Why I Majored in Molecular Biology

Essi Logan ’24

My love for biology goes back to my time in high school in my home country Togo, with our unit on the cardiovascular system. The more we discussed the heart and the regulation of blood flow, the more avid I was to learn about the human body. I thought I had found my passion in biology (because that was the umbrella term we used in high school) but when I discovered that biological sciences covered way more disciplines than general biology, I wanted to study as many as I could. Exploring different disciplines was important for me not only because I was curious but also because gaining all this knowledge would help me make informed career decisions. I was then in a conundrum: I wanted to explore all those fields, but I only had four years to gain knowledge accumulated over centuries.

When the time came to choose my major, my mind was at war with itself. I wanted a major that could help me understand biological systems to their core. I toggled between biology, neuroscience, and molecular biology, but finally settled on molecular biology. Biology was a little too macroscopic to satisfy my curiosity and neuroscience was too focused on the nervous system. What I sought was to dig deeper into the molecular basis of life and of the different biological players.

Molecular biology was the perfect major for me because as the name suggests, it ventures into the molecular foundations of cells, the building blocks of living beings. Research findings from molecular biology can be and have been applied to other fields which, in turn, feed back into our understanding of cellular processes and functions. The mol bio major is a door to many possibilities—one science field branching into multiple others.

As a member of the mol bio program, I gained valuable knowledge in cell biology, neuroscience, chemistry, physics, etc … Throughout these years, I explored interesting topics, such as the molecular basis of neurological disorders like Alzheimer’s in my neuroscience class and how physics can be applied in cancer therapeutics in my physical chemistry class. Another example of the interdisciplinarity of the mol bio program is my senior thesis. Under the guidance of Dr. Sara Olson, I am working to determine the structure of PERM-2, a protein on the C. elegans eggshell, through protein crystallization. Hence, combining findings from developmental biology, biochemistry, and structural biology, I am independently conducting research that could further our understanding of animal egg coats.
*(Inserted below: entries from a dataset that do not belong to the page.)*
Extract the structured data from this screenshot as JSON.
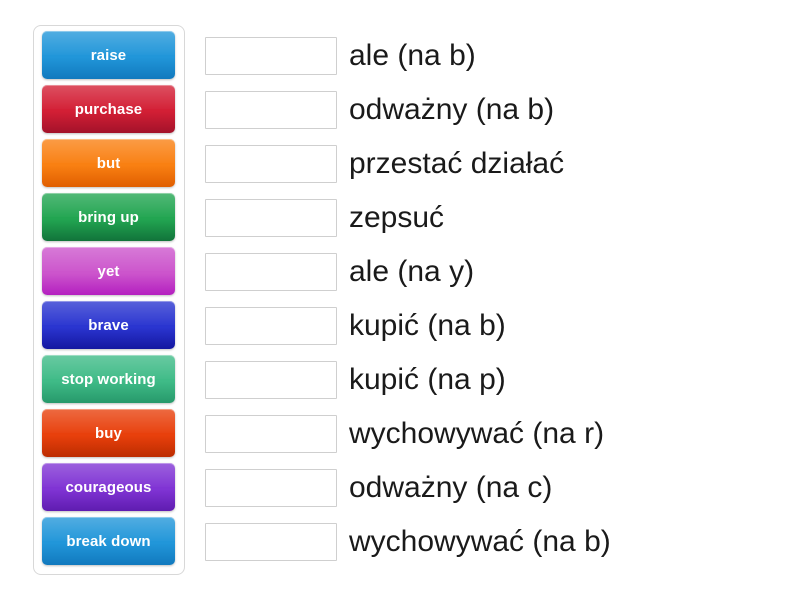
{
  "activity": {
    "type": "match-up-drag-and-drop",
    "tile_text_color": "#ffffff",
    "panel_border_color": "#d8d8d8",
    "slot_border_color": "#cfcfcf",
    "prompt_text_color": "#1a1a1a"
  },
  "tiles": [
    {
      "label": "raise",
      "color": "#2196d9",
      "color_dark": "#1179be"
    },
    {
      "label": "purchase",
      "color": "#d31f35",
      "color_dark": "#a3122a"
    },
    {
      "label": "but",
      "color": "#f98012",
      "color_dark": "#e05e00"
    },
    {
      "label": "bring up",
      "color": "#22a551",
      "color_dark": "#11733a"
    },
    {
      "label": "yet",
      "color": "#d martial",
      "color_dark": "#b41fc0"
    },
    {
      "label": "brave",
      "color": "#2a35d0",
      "color_dark": "#1417a0"
    },
    {
      "label": "stop working",
      "color": "#3fbb87",
      "color_dark": "#27996b"
    },
    {
      "label": "buy",
      "color": "#e8400c",
      "color_dark": "#bc2c00"
    },
    {
      "label": "courageous",
      "color": "#8034d4",
      "color_dark": "#5f1cb0"
    },
    {
      "label": "break down",
      "color": "#2196d9",
      "color_dark": "#1179be"
    }
  ],
  "rows": [
    {
      "slot_value": "",
      "prompt": "ale (na b)"
    },
    {
      "slot_value": "",
      "prompt": "odważny (na b)"
    },
    {
      "slot_value": "",
      "prompt": "przestać działać"
    },
    {
      "slot_value": "",
      "prompt": "zepsuć"
    },
    {
      "slot_value": "",
      "prompt": "ale (na y)"
    },
    {
      "slot_value": "",
      "prompt": "kupić (na b)"
    },
    {
      "slot_value": "",
      "prompt": "kupić (na p)"
    },
    {
      "slot_value": "",
      "prompt": "wychowywać (na r)"
    },
    {
      "slot_value": "",
      "prompt": "odważny (na c)"
    },
    {
      "slot_value": "",
      "prompt": "wychowywać (na b)"
    }
  ]
}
The molecular biology major has trained me well, both intellectually and professionally. Science is not an individualistic endeavor but a collective one, and every class that I took emphasized that. The group work in classes, in labs and even outside of the classroom has taught me resilience, teamwork, adaptability—all traits necessary for a scientist.

So, have I explored all the biological science fields as I intended to? Of course not. I would need multiple lifetimes for that. But I have learned enough to refine my career goals. I hope to continue with a Ph.D. in either immunology or cancer research and later work in academia as both a researcher and a professor.

Chloe Boudreau ’23

Since a young age, I have always loved learning and was consumed with an insatiable curiosity for science. I was endlessly reading and attempting to memorize my favorite childhood books about parts of the human body. In the years since I have developed a strong passion and deep fascination with applied science. I was immediately drawn to the interdisciplinary nature of molecular biology because it combined my two favorite subjects: biology and chemistry, into a unique and multifaceted field. After many conversations with my advisor, Professor Edward Crane, we decided that by majoring in molecular biology, I would be able to study material that genuinely excites me such as gene regulation, biochemical processes, signaling, mechanisms of mismatch DNA repair, and keep all my options open for postgraduate studies.

The Molecular Biology Department professors and students are an invaluable resource and support system; always available to answer my questions and provide me with endless advice and direction. The molecular biology faculty are so passionate and devoted to the department and eager to share their expertise and knowledge.

Currently, I have an internship as a research assistant in the General Surgery Research Department at Massachusetts General Hospital where I work on updating the Colorectal Cancer Database. As a research assistant, I review medical records of patients and input data about their tumor pathology, cancer progression and comorbidities, any neoadjuvant/adjuvant treatments pursued, and more, to support studies relating to colorectal cancer. After learning about the mutations that predispose colorectal cancer and the relation between certain mutations and tumors, I’m eager to further explore the mechanisms that cause genetic mutations, the pathways that ultimately lead to cancer, and the ability of different treatments to inhibit these pathways. This research together with my studies at Pomona will enable me to combine my academic studies with actual patient outcomes while diving deeply into complex issues within molecular biology.

The molecular biology major has allowed me to further my academic trajectory by improving my problem-solving and writing skills all while allowing me to challenge myself academically. By majoring in molecular biology, I am constantly exploring what I am capable of academically and developing new ideas that will be critically beneficial throughout my academic and professional career.